Given the severe presentation without a diagnosis despite extensive investigation, and the history of kidney stones in his sibling, focused genetic studies were performed. These revealed homozygous mutations in CYP24A1, the gene which encodes 24(OH)ase, the key enzyme for breaking down 1,25(OH)2 vitamin D to water soluble products for excretion.
E. The Final Diagnosis and Management
When faced with hypercalcaemia and increased 1,25(OH)2 vitamin D levels, you must first rule out lymphoma and the more common granulomatous diseases like TB and sarcoidosis. After that, the diagnosis is going to be rare.
In this case, the positive family history gave a hint towards a genetic cause and focussed genetic testing was performed. CYP24A1 mutations (Figure 6) leading to hypercalcemia are increasingly recognized with modern genetic sequencing techniques.
- The CYP24A1 mutations cause impaired breakdown of 1,25(OH)2 vitamin D by 24-hydroxylation by 24(OH)ase, in the intestine and kidney.
- This leads to increased levels of 1,25(OH)2 vitamin D, and therefore hypercalcaemia
The hypercalcaemia seen in CYP24A1 mutations is sensitive to vitamin D intake, and the infantile form (idiopathic infantile hypercalcaemia) is often exacerbated by exogenous vitamin D drops. However, adult onset presentations of variable spectrum of severity are increasingly reported, and are also noted to be exacerbated by vitamin D intake or ultraviolet B exposure, just like the ‘seasonal hypercalcaemia’ seen in sarcoidosis.
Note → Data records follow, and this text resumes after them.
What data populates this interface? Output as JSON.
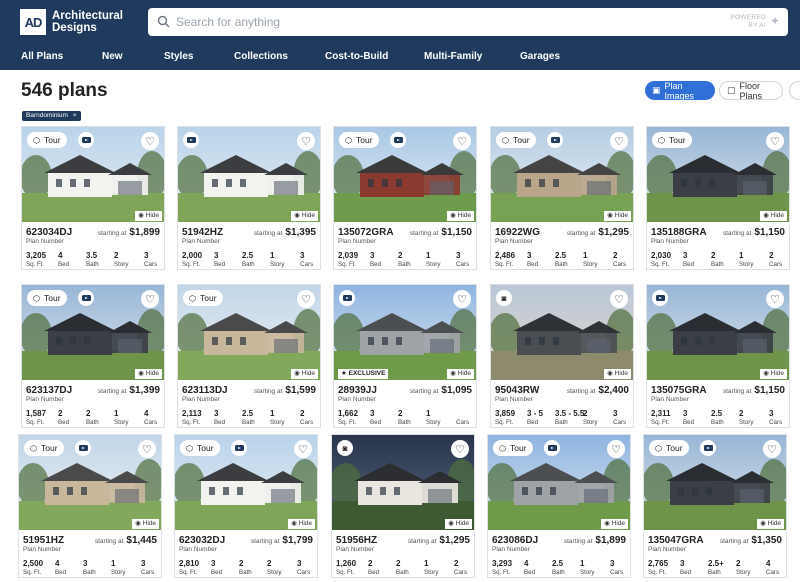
{
  "header": {
    "logo_mark": "AD",
    "logo_line1": "Architectural",
    "logo_line2": "Designs",
    "search_placeholder": "Search for anything",
    "powered_line1": "POWERED",
    "powered_line2": "BY AI"
  },
  "nav": [
    "All Plans",
    "New",
    "Styles",
    "Collections",
    "Cost-to-Build",
    "Multi-Family",
    "Garages"
  ],
  "results": {
    "count": "546 plans",
    "filter_chip": "Barndominium",
    "view_images": "Plan Images",
    "view_floor": "Floor Plans"
  },
  "labels": {
    "plan_number": "Plan Number",
    "starting_at": "starting at",
    "hide": "Hide",
    "tour": "Tour",
    "sqft": "Sq. Ft.",
    "bed": "Bed",
    "bath": "Bath",
    "story": "Story",
    "cars": "Cars"
  },
  "colors": {
    "brand_navy": "#1f3a5c",
    "accent_blue": "#2f6fd6"
  },
  "plans": [
    {
      "id": "623034DJ",
      "price": "$1,899",
      "sqft": "3,205",
      "bed": "4",
      "bath": "3.5",
      "story": "2",
      "cars": "3",
      "tour": true,
      "video": true,
      "photo": false,
      "exclusive": false,
      "scene": "white"
    },
    {
      "id": "51942HZ",
      "price": "$1,395",
      "sqft": "2,000",
      "bed": "3",
      "bath": "2.5",
      "story": "1",
      "cars": "3",
      "tour": false,
      "video": true,
      "photo": false,
      "exclusive": false,
      "scene": "white"
    },
    {
      "id": "135072GRA",
      "price": "$1,150",
      "sqft": "2,039",
      "bed": "3",
      "bath": "2",
      "story": "1",
      "cars": "3",
      "tour": true,
      "video": true,
      "photo": false,
      "exclusive": false,
      "scene": "red"
    },
    {
      "id": "16922WG",
      "price": "$1,295",
      "sqft": "2,486",
      "bed": "3",
      "bath": "2.5",
      "story": "1",
      "cars": "2",
      "tour": true,
      "video": true,
      "photo": false,
      "exclusive": false,
      "scene": "stone"
    },
    {
      "id": "135188GRA",
      "price": "$1,150",
      "sqft": "2,030",
      "bed": "3",
      "bath": "2",
      "story": "1",
      "cars": "2",
      "tour": true,
      "video": false,
      "photo": false,
      "exclusive": false,
      "scene": "dark"
    },
    {
      "id": "623137DJ",
      "price": "$1,399",
      "sqft": "1,587",
      "bed": "2",
      "bath": "2",
      "story": "1",
      "cars": "4",
      "tour": true,
      "video": true,
      "photo": false,
      "exclusive": false,
      "scene": "dark"
    },
    {
      "id": "623113DJ",
      "price": "$1,599",
      "sqft": "2,113",
      "bed": "3",
      "bath": "2.5",
      "story": "1",
      "cars": "2",
      "tour": true,
      "video": false,
      "photo": false,
      "exclusive": false,
      "scene": "tan"
    },
    {
      "id": "28939JJ",
      "price": "$1,095",
      "sqft": "1,662",
      "bed": "3",
      "bath": "2",
      "story": "1",
      "cars": "",
      "tour": false,
      "video": true,
      "photo": false,
      "exclusive": true,
      "exclusive_label": "EXCLUSIVE",
      "scene": "gray"
    },
    {
      "id": "95043RW",
      "price": "$2,400",
      "sqft": "3,859",
      "bed": "3 - 5",
      "bath": "3.5 - 5.5",
      "story": "2",
      "cars": "3",
      "tour": false,
      "video": false,
      "photo": true,
      "exclusive": false,
      "scene": "modern"
    },
    {
      "id": "135075GRA",
      "price": "$1,150",
      "sqft": "2,311",
      "bed": "3",
      "bath": "2.5",
      "story": "2",
      "cars": "3",
      "tour": false,
      "video": true,
      "photo": false,
      "exclusive": false,
      "scene": "dark"
    },
    {
      "id": "51951HZ",
      "price": "$1,445",
      "sqft": "2,500",
      "bed": "4",
      "bath": "3",
      "story": "1",
      "cars": "3",
      "tour": true,
      "video": true,
      "photo": false,
      "exclusive": false,
      "scene": "tan"
    },
    {
      "id": "623032DJ",
      "price": "$1,799",
      "sqft": "2,810",
      "bed": "3",
      "bath": "2",
      "story": "2",
      "cars": "3",
      "tour": true,
      "video": true,
      "photo": false,
      "exclusive": false,
      "scene": "white"
    },
    {
      "id": "51956HZ",
      "price": "$1,295",
      "sqft": "1,260",
      "bed": "2",
      "bath": "2",
      "story": "1",
      "cars": "2",
      "tour": false,
      "video": false,
      "photo": true,
      "exclusive": false,
      "scene": "night"
    },
    {
      "id": "623086DJ",
      "price": "$1,899",
      "sqft": "3,293",
      "bed": "4",
      "bath": "2.5",
      "story": "1",
      "cars": "3",
      "tour": true,
      "video": true,
      "photo": false,
      "exclusive": false,
      "scene": "gray"
    },
    {
      "id": "135047GRA",
      "price": "$1,350",
      "sqft": "2,765",
      "bed": "3",
      "bath": "2.5+",
      "story": "2",
      "cars": "4",
      "tour": true,
      "video": true,
      "photo": false,
      "exclusive": false,
      "scene": "dark"
    }
  ]
}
How is hypercalcaemia in CYP24A1 mutations managed?
Our patient’s kidney dysfunction only partially improved with volume expansion. He was advised:
- conventional calcium stone prevention, which included adequate water intake and low sodium chloride diet
- avoidance of vitamin D products and sunlight exposure
- bone mineral density testing
It was noted that his serum calcium fluctuated over years of follow-up, often corresponding to his level of sunlight exposure.
Addition of the antifungal agent and cytochrome P450 inhibitor fluconazole to inhibit 1α-hydroxylase has also been successfully used, though the long term safety profile of this strategy is unknown.
E. Take Home Points
- Take home points
- Remember the basics in hypercalcaemia – first check intact PTH and if low, check 25-OH vitamin D, 1,25(OH)2 vitamin D and PTHrP levels.
- Hypercalcaemia with raised 1,25(OH)2 vitamin D should raise concern for ectopic 1α-hydroxylase production by lymphoma, sarcoidosis or TB. If ruled out, then review the list of rare causes.
- Genetic diagnoses are increasingly being recognized with sophisticated techniques, and often there will be clues in the family history. Making the diagnosis can open up new treatment strategies, such as the use of fluconazole in CYP24A1 mutations.